If a patient has been taking chemicals;
consumption of it, such as drain cleaners.
You might have to ask the patient.
But injury by alkali,
more so than acids.
Alkali is much more dangerous in terms of the way
that the chemical then affects the esophagus.
You’re going to cause full thickness burn, liquefactive
necrosis, with the caustic ingestion of alkaline agent.
Do not induce vomiting
by… after lye ingestion.
The vomiting actually
worsens the burn.
That is a huge management point there.
Once again, do not induce
vomiting after lye ingestion.
It just makes matters worse, because
now the patient is literally
exogenously introducing damage internally to the esophagus.
You can expect there to be
strictures taking place.
Stricture formation is common,
may be prevented by getting in there with
endoscopy and then dilating your esophagus
maybe perhaps by placing a stent.
3 to 4 weeks after ingestion.
You’ll want to wait a little bit because the
patient is going to be in quite a bit of pain.
Caustic ingestion; alkaline agents.
Complications: with the full thickness
being involved here,
and with the liquefactive, you’re worried
It becomes very, very crucial
for you to closely examine a patient after you
know there’s a history of caustic ingestion, because
if that esophagus ruptures, your patient’s dead!
So that is a big deal
here with perforation.
Risk factor here, remember now,
with caustic ingestion, and you’re
thinking more along the lines of
alkaline, much more so than acid.
And with the stricture formation, and with
persistent irritation, dysplasia and the type of
cancer that the patient would most likely develop
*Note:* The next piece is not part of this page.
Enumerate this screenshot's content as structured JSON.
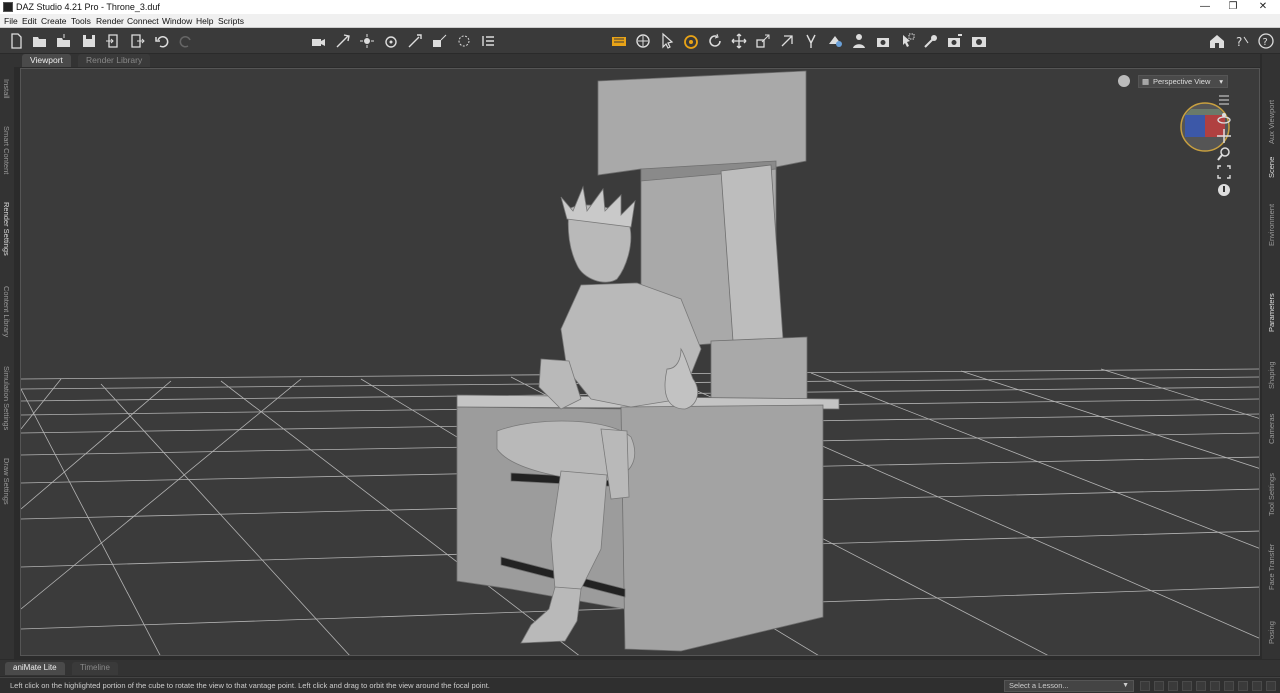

would be squamous cell cancer of the esophagus.
Versus reflux which would then first undergo metaplasia,
then may then develop dysplasia and adenocarcinoma.